The success of the current Internet relies to a large extent on a cooperation between the users and the network. The network signals its current state to the users by marking or dropping packets. The users then strive to maximize the sending rate without causing network congestion. To achieve this, the users implement a flow-control algorithm that controls the rate at which data packets are sent into the Internet. More specifically, the Transmission Control Protocol (TCP) is used by the users to adjust the sending rate in response to changing network conditions. TCP uses the observation of packet loss events and estimates of the round trip time (RTT) to adjust its sending rate.

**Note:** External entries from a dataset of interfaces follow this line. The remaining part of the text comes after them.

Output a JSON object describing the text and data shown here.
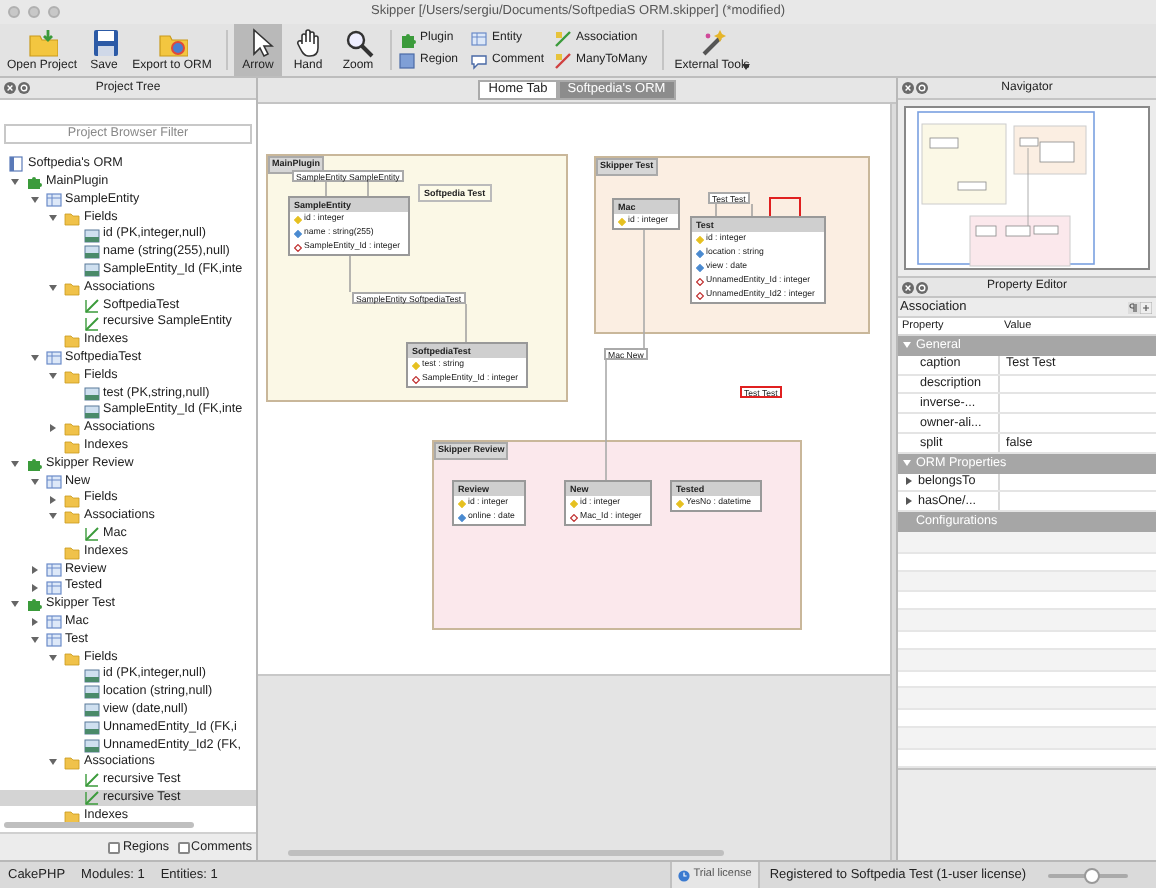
{
  "window": {
    "title": "Skipper [/Users/sergiu/Documents/SoftpediaS ORM.skipper] (*modified)"
  },
  "toolbar": {
    "file_buttons": [
      {
        "label": "Open Project"
      },
      {
        "label": "Save"
      },
      {
        "label": "Export to ORM"
      }
    ],
    "tools": [
      {
        "label": "Arrow",
        "selected": true
      },
      {
        "label": "Hand",
        "selected": false
      },
      {
        "label": "Zoom",
        "selected": false
      }
    ],
    "insert_buttons": [
      {
        "label": "Plugin"
      },
      {
        "label": "Region"
      },
      {
        "label": "Entity"
      },
      {
        "label": "Comment"
      },
      {
        "label": "Association"
      },
      {
        "label": "ManyToMany"
      }
    ],
    "external_tools": {
      "label": "External Tools"
    }
  },
  "project_tree": {
    "title": "Project Tree",
    "filter_placeholder": "Project Browser Filter",
    "tree": [
      {
        "label": "Softpedia's ORM",
        "kind": "project",
        "selected": false,
        "children": [
          {
            "label": "MainPlugin",
            "kind": "module",
            "expanded": true,
            "selected": false,
            "children": [
              {
                "label": "SampleEntity",
                "kind": "entity",
                "expanded": true,
                "selected": false,
                "children": [
                  {
                    "label": "Fields",
                    "kind": "folder",
                    "expanded": true,
                    "selected": false,
                    "children": [
                      {
                        "label": "id (PK,integer,null)",
                        "kind": "field",
                        "selected": false
                      },
                      {
                        "label": "name (string(255),null)",
                        "kind": "field",
                        "selected": false
                      },
                      {
                        "label": "SampleEntity_Id (FK,inte",
                        "kind": "field",
                        "selected": false
                      }
                    ]
                  },
                  {
                    "label": "Associations",
                    "kind": "folder",
                    "expanded": true,
                    "selected": false,
                    "children": [
                      {
                        "label": "SoftpediaTest",
                        "kind": "association",
                        "selected": false
                      },
                      {
                        "label": "recursive SampleEntity",
                        "kind": "association",
                        "selected": false
                      }
                    ]
                  },
                  {
                    "label": "Indexes",
                    "kind": "folder",
                    "selected": false
                  }
                ]
              },
              {
                "label": "SoftpediaTest",
                "kind": "entity",
                "expanded": true,
                "selected": false,
                "children": [
                  {
                    "label": "Fields",
                    "kind": "folder",
                    "expanded": true,
                    "selected": false,
                    "children": [
                      {
                        "label": "test (PK,string,null)",
                        "kind": "field",
                        "selected": false
                      },
                      {
                        "label": "SampleEntity_Id (FK,inte",
                        "kind": "field",
                        "selected": false
                      }
                    ]
                  },
                  {
                    "label": "Associations",
                    "kind": "folder",
                    "expanded": false,
                    "selected": false
                  },
                  {
                    "label": "Indexes",
                    "kind": "folder",
                    "selected": false
                  }
                ]
              }
            ]
          },
          {
            "label": "Skipper Review",
            "kind": "module",
            "expanded": true,
            "selected": false,
            "children": [
              {
                "label": "New",
                "kind": "entity",
                "expanded": true,
                "selected": false,
                "children": [
                  {
                    "label": "Fields",
                    "kind": "folder",
                    "expanded": false,
                    "selected": false
                  },
                  {
                    "label": "Associations",
                    "kind": "folder",
                    "expanded": true,
                    "selected": false,
                    "children": [
                      {
                        "label": "Mac",
                        "kind": "association",
                        "selected": false
                      }
                    ]
                  },
                  {
                    "label": "Indexes",
                    "kind": "folder",
                    "selected": false
                  }
                ]
              },
              {
                "label": "Review",
                "kind": "entity",
                "expanded": false,
                "selected": false
              },
              {
                "label": "Tested",
                "kind": "entity",
                "expanded": false,
                "selected": false
              }
            ]
          },
          {
            "label": "Skipper Test",
            "kind": "module",
            "expanded": true,
            "selected": false,
            "children": [
              {
                "label": "Mac",
                "kind": "entity",
                "expanded": false,
                "selected": false
              },
              {
                "label": "Test",
                "kind": "entity",
                "expanded": true,
                "selected": false,
                "children": [
                  {
                    "label": "Fields",
                    "kind": "folder",
                    "expanded": true,
                    "selected": false,
                    "children": [
                      {
                        "label": "id (PK,integer,null)",
                        "kind": "field",
                        "selected": false
                      },
                      {
                        "label": "location (string,null)",
                        "kind": "field",
                        "selected": false
                      },
                      {
                        "label": "view (date,null)",
                        "kind": "field",
                        "selected": false
                      },
                      {
                        "label": "UnnamedEntity_Id (FK,i",
                        "kind": "field",
                        "selected": false
                      },
                      {
                        "label": "UnnamedEntity_Id2 (FK,",
                        "kind": "field",
                        "selected": false
                      }
                    ]
                  },
                  {
                    "label": "Associations",
                    "kind": "folder",
                    "expanded": true,
                    "selected": false,
                    "children": [
                      {
                        "label": "recursive Test",
                        "kind": "association",
                        "selected": false
                      },
                      {
                        "label": "recursive Test",
                        "kind": "association",
                        "selected": true
                      }
                    ]
                  },
                  {
                    "label": "Indexes",
                    "kind": "folder",
                    "selected": false
                  }
                ]
              }
            ]
          }
        ]
      }
    ],
    "checkboxes": [
      {
        "label": "Regions",
        "checked": false
      },
      {
        "label": "Comments",
        "checked": false
      }
    ]
  },
  "tabs": [
    {
      "label": "Home Tab",
      "selected": false
    },
    {
      "label": "Softpedia's ORM",
      "selected": true
    }
  ],
  "diagram": {
    "regions": [
      {
        "title": "MainPlugin",
        "color": "#fbf8e6"
      },
      {
        "title": "Skipper Test",
        "color": "#fbeee2"
      },
      {
        "title": "Skipper Review",
        "color": "#fbe8ec"
      }
    ],
    "tables": [
      {
        "title": "SampleEntity",
        "fields": [
          {
            "name": "id : integer",
            "kind": "primary"
          },
          {
            "name": "name : string(255)",
            "kind": "field"
          },
          {
            "name": "SampleEntity_Id : integer",
            "kind": "foreign"
          }
        ]
      },
      {
        "title": "SoftpediaTest",
        "fields": [
          {
            "name": "test : string",
            "kind": "primary"
          },
          {
            "name": "SampleEntity_Id : integer",
            "kind": "foreign"
          }
        ]
      },
      {
        "title": "Mac",
        "fields": [
          {
            "name": "id : integer",
            "kind": "primary"
          }
        ]
      },
      {
        "title": "Test",
        "fields": [
          {
            "name": "id : integer",
            "kind": "primary"
          },
          {
            "name": "location : string",
            "kind": "field"
          },
          {
            "name": "view : date",
            "kind": "field"
          },
          {
            "name": "UnnamedEntity_Id : integer",
            "kind": "foreign"
          },
          {
            "name": "UnnamedEntity_Id2 : integer",
            "kind": "foreign"
          }
        ]
      },
      {
        "title": "Review",
        "fields": [
          {
            "name": "id : integer",
            "kind": "primary"
          },
          {
            "name": "online : date",
            "kind": "field"
          }
        ]
      },
      {
        "title": "New",
        "fields": [
          {
            "name": "id : integer",
            "kind": "primary"
          },
          {
            "name": "Mac_Id : integer",
            "kind": "foreign"
          }
        ]
      },
      {
        "title": "Tested",
        "fields": [
          {
            "name": "YesNo : datetime",
            "kind": "primary"
          }
        ]
      }
    ],
    "associations": [
      {
        "label": "SampleEntity SampleEntity",
        "selected": false
      },
      {
        "label": "SampleEntity SoftpediaTest",
        "selected": false
      },
      {
        "label": "Test Test",
        "selected": false
      },
      {
        "label": "Mac New",
        "selected": false
      },
      {
        "label": "Test Test",
        "selected": true
      }
    ],
    "comments": [
      {
        "text": "Softpedia Test"
      }
    ]
  },
  "navigator": {
    "title": "Navigator"
  },
  "property_editor": {
    "title": "Property Editor",
    "object": "Association",
    "columns": [
      "Property",
      "Value"
    ],
    "groups": [
      {
        "label": "General",
        "expanded": true,
        "rows": [
          {
            "property": "caption",
            "value": "Test Test"
          },
          {
            "property": "description"
          },
          {
            "property": "inverse-..."
          },
          {
            "property": "owner-ali..."
          },
          {
            "property": "split",
            "value": "false"
          }
        ]
      },
      {
        "label": "ORM Properties",
        "expanded": true,
        "rows": [
          {
            "property": "belongsTo",
            "expanded": false
          },
          {
            "property": "hasOne/...",
            "expanded": false
          }
        ]
      },
      {
        "label": "Configurations"
      }
    ]
  },
  "status_bar": {
    "framework": "CakePHP",
    "modules": "Modules: 1",
    "entities": "Entities: 1",
    "license": "Trial license",
    "registration": "Registered to Softpedia Test (1-user license)",
    "zoom": {
      "level": 0.55
    }
  }
}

In this thesis we investigate and propose stochastic models for TCP. The models are used to estimate network performance like throughput, link utilization, and packet loss rate. The first part of the thesis introduces the TCP protocol and contains an extensive TCP modeling survey that summarizes the most important TCP modeling work. Reviewed models are categorized as renewal theory models, fixed-point methods, fluid models, processor sharing models or control theoretic models. The merits of respective category is discussed and guidelines for which framework to use for future TCP modeling is given.
The second part of the thesis contains six papers on TCP modeling. Within the renewal theory framework we propose single source TCP-Tahoe and TCP-NewReno models. We investigate the performance of these protocols in both a DropTail and a RED queuing environment. The aspects of TCP performance that are inherently depending on the actual implementation of the flow-control algorithm are singled out from what depends on the queuing environment.
Using the fixed-point framework, we propose models that estimate packet loss rate and link utilization for a network with multiple TCP-Vegas, TCP-SACK and TCP-Reno on/off sources. The TCP-Vegas model is novel and is the first model capable of estimating the network's operating point for TCP-Vegas sources sending on/off traffic. All TCP and network models in the contributed research papers are validated via simulations with the network simulator ns-2.
This thesis serves both as an introduction to TCP and as an extensive orientation about state of the art stochastic TCP models.